Cambridge was censored for not taking remedial action immediately. The first attack was reported in January of 2018, leading to further clients’ data exposure until 2021 that could have been mitigated. The laxity in enforcing data security measures may have put their customers and clients at risk of identity theft and loss of cash to scammers.

KMS financial services sanctioned over BEC attacks

KMS Financial Services fell in the same business email compromise (BEC) trap when fraudsters breached and took over email accounts belonging to 15 of the company’s advisors. This breach led to the exposure of nearly 4,900 personally identifiable information (PII) entrusted by clients and customers to KMS for official use in the course of their business relationship. 

Securities Exchange Commission faulted KMS for failing to institutionalize policies and procedures to enforce firm-wide security measures even after the first attack in 2018 until two years later in august 2020. This lapse in security preparedness against cyberattacks cost KMS $200,000 in penalties for failed fulfillment of obligations as a Financial Service provider to their clients and customers.

The ‘Florentine banker’ BEC scam

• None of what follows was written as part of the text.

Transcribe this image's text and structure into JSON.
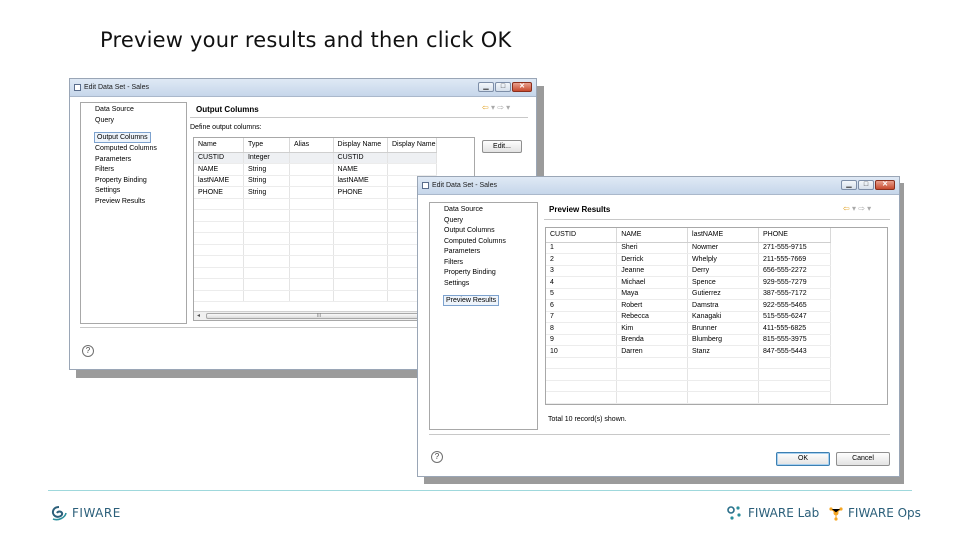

Three Israel and UK-based international finance sector services firms that handle large sum cash transfers between partners and third parties were scammed by BEC back in 2019. The firms were about to lose £1.1 million when a swift intervention with the banks salvaged £570,000 while the fraudsters made off with the rest. 

Known as the Florentine Banker, the fraudster took time to infiltrate the firms’ key personnel taking over their email accounts to study content and communication patterns before launching the attack. Operating from within the compromised email accounts, the hackers could change, vary, and conveniently provide alternative instructions to reroute funds to their accounts without internal suspicion.

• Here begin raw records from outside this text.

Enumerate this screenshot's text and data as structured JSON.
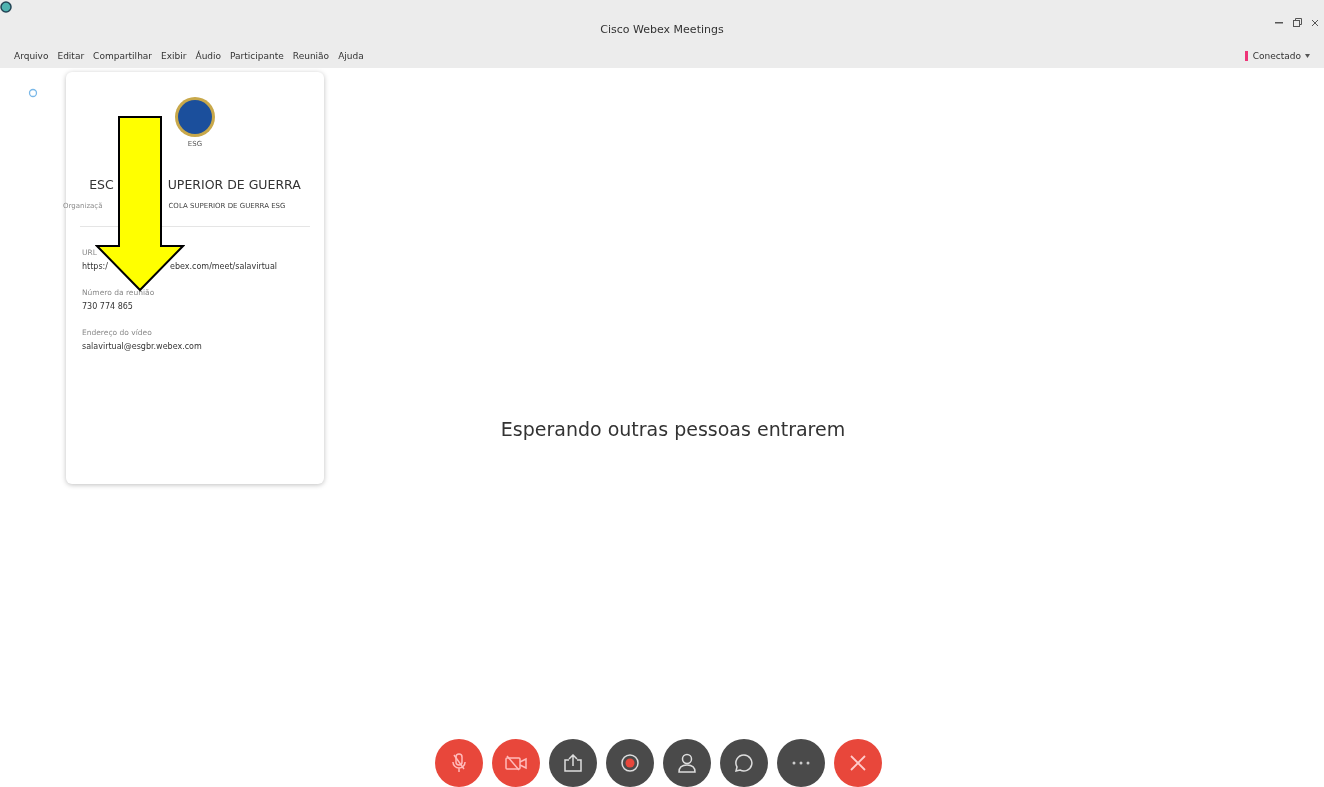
{
  "window": {
    "title": "Cisco Webex Meetings"
  },
  "menu": [
    "Arquivo",
    "Editar",
    "Compartilhar",
    "Exibir",
    "Áudio",
    "Participante",
    "Reunião",
    "Ajuda"
  ],
  "connection": {
    "label": "Conectado"
  },
  "info_card": {
    "logo_caption": "ESG",
    "title": [
      "ESC",
      "UPERIOR DE GUERRA"
    ],
    "organization": [
      "Organizaçã",
      "COLA SUPERIOR DE GUERRA ESG"
    ],
    "fields": [
      {
        "label": [
          "URL"
        ],
        "value": [
          "https:/",
          "ebex.com/meet/salavirtual"
        ]
      },
      {
        "label": [
          "Número da reunião"
        ],
        "value": [
          "730 774 865"
        ]
      },
      {
        "label": [
          "Endereço do vídeo"
        ],
        "value": [
          "salavirtual@esgbr.webex.com"
        ]
      }
    ]
  },
  "status": "Esperando outras pessoas entrarem",
  "controls": [
    {
      "kind": "mic",
      "color": "#e8473b"
    },
    {
      "kind": "video",
      "color": "#e8473b"
    },
    {
      "kind": "share",
      "color": "#4a4a4a"
    },
    {
      "kind": "record",
      "color": "#4a4a4a"
    },
    {
      "kind": "participants",
      "color": "#4a4a4a"
    },
    {
      "kind": "chat",
      "color": "#4a4a4a"
    },
    {
      "kind": "more",
      "color": "#4a4a4a"
    },
    {
      "kind": "leave",
      "color": "#e8473b"
    }
  ]
}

The Carbanak malware attack

Perhaps the largest and most devastating cyberattack on financial institutions, including banks, is the Carbanak that first appeared in Eastern Europe. The Carbanak malware is first introduced into a bank’s computers through a CPL attachment on a spear-phishing email that executes a shellcode upon opening.

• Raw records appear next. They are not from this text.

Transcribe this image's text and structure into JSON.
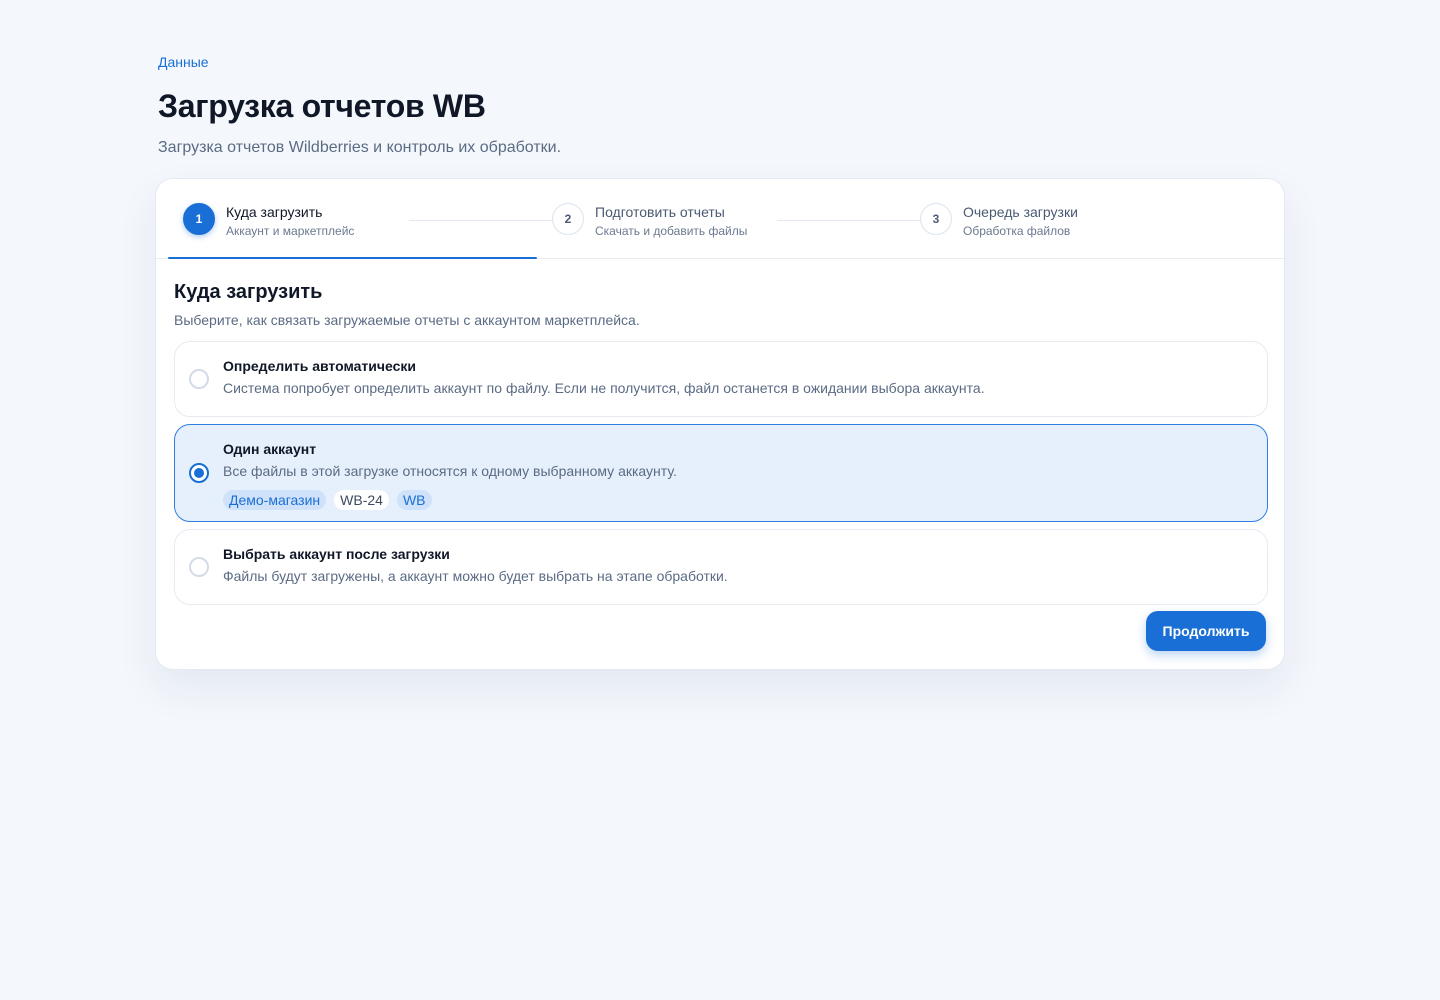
{
  "breadcrumb": "Данные",
  "page": {
    "title": "Загрузка отчетов WB",
    "subtitle": "Загрузка отчетов Wildberries и контроль их обработки."
  },
  "steps": [
    {
      "number": "1",
      "title": "Куда загрузить",
      "subtitle": "Аккаунт и маркетплейс",
      "active": true
    },
    {
      "number": "2",
      "title": "Подготовить отчеты",
      "subtitle": "Скачать и добавить файлы",
      "active": false
    },
    {
      "number": "3",
      "title": "Очередь загрузки",
      "subtitle": "Обработка файлов",
      "active": false
    }
  ],
  "section": {
    "title": "Куда загрузить",
    "description": "Выберите, как связать загружаемые отчеты с аккаунтом маркетплейса."
  },
  "options": [
    {
      "title": "Определить автоматически",
      "description": "Система попробует определить аккаунт по файлу. Если не получится, файл останется в ожидании выбора аккаунта.",
      "selected": false
    },
    {
      "title": "Один аккаунт",
      "description": "Все файлы в этой загрузке относятся к одному выбранному аккаунту.",
      "selected": true,
      "chips": [
        "Демо-магазин",
        "WB-24",
        "WB"
      ]
    },
    {
      "title": "Выбрать аккаунт после загрузки",
      "description": "Файлы будут загружены, а аккаунт можно будет выбрать на этапе обработки.",
      "selected": false
    }
  ],
  "actions": {
    "continue_label": "Продолжить"
  },
  "colors": {
    "accent": "#1a6fd6",
    "background": "#f4f7fc",
    "selected_bg": "#e6f0fc"
  }
}
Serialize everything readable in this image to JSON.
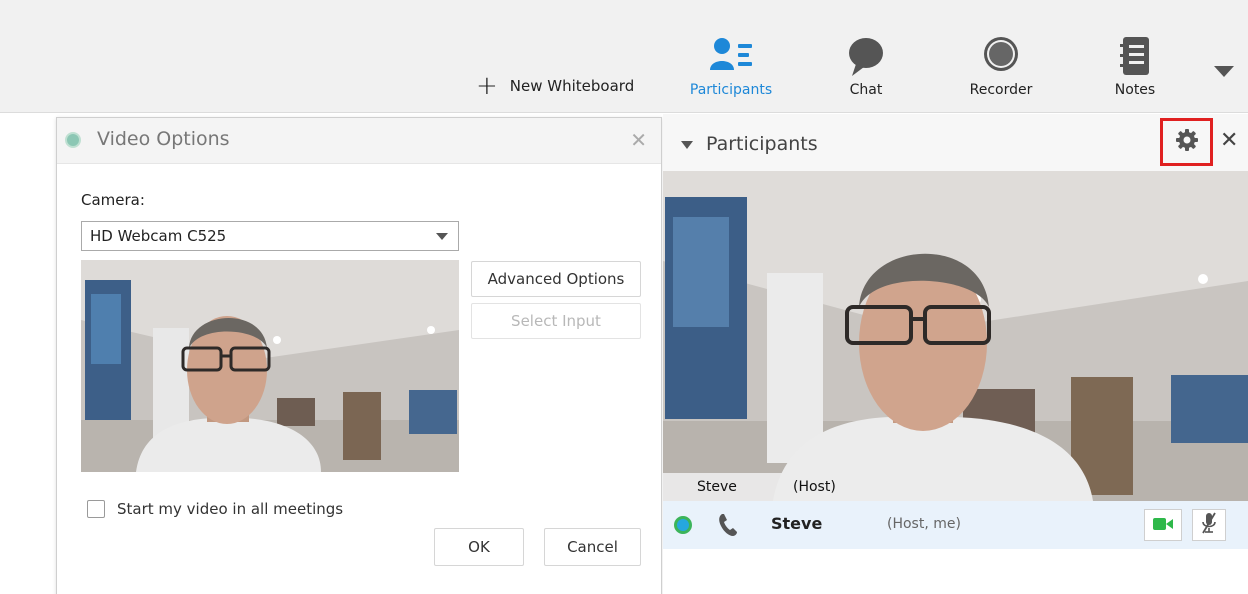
{
  "toolbar": {
    "new_whiteboard_label": "New Whiteboard",
    "items": [
      {
        "label": "Participants",
        "icon": "participants-icon",
        "active": true
      },
      {
        "label": "Chat",
        "icon": "chat-icon"
      },
      {
        "label": "Recorder",
        "icon": "recorder-icon"
      },
      {
        "label": "Notes",
        "icon": "notes-icon"
      }
    ],
    "accent_color": "#1e88d8"
  },
  "video_options": {
    "title": "Video Options",
    "camera_label": "Camera:",
    "camera_selected": "HD Webcam C525",
    "advanced_options_label": "Advanced Options",
    "select_input_label": "Select Input",
    "start_video_label": "Start my video in all meetings",
    "start_video_checked": false,
    "ok_label": "OK",
    "cancel_label": "Cancel"
  },
  "participants": {
    "title": "Participants",
    "video_name": "Steve",
    "video_role": "(Host)",
    "row_name": "Steve",
    "row_meta": "(Host, me)",
    "highlight_color": "#e02020"
  }
}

The process then installs a Carberp based backdoor, today identified as Carbanak, through which the hackers access the bank’s network systems at will and rewrite operating instructions such as those running ATMs. The cybercriminals can then wire money out through SWIFT protocols and have ATMs dispense cash remotely for collection by mules.

The Robinhood data breach

In late 2021, a fraudster socially engineered the firm’s customer service representative through a vishing scam to gain access to customer data systems. Despite securing its systems immediately upon discovery of the breach, personal details of 310 customers that comprised email addresses, full names, zip codes, and dates of birth were exposed to possible fraudulent use by criminals. 

10 of these customers were said to have had “more extensive account details revealed,” according to Robinhood, who insisted that social security numbers were secure. Robinhood claimed the hacker attempted to demand an extortion payment for the stolen customer data, but the company notified authorities instead.

The Russian-linked TA505 RAT threat to banks

The Russian TA505 has been around since 2015, evolving and deploying different methods for infiltrating banking systems, initially using spear phishing to deliver RMS Trojans. These malicious campaigns gained access to target financial institutions worldwide using the remote manipulator system (RMS) delivered through phishing emails with weaponized Word documents. 

The harmless-looking Word document would be carrying a Visual Basic for Applications (VBA) macro to download a package from the command and control server and activate the RMS RAT. The use of weaponized Microsoft Office files to deliver VBA macros makes this campaign a slippery one for employees to guard against, and that explains its malevolent success globally. The trick is that once installed on target computers via MS files, the RMS RAT appears as a legitimate app and goes undetected by protection software.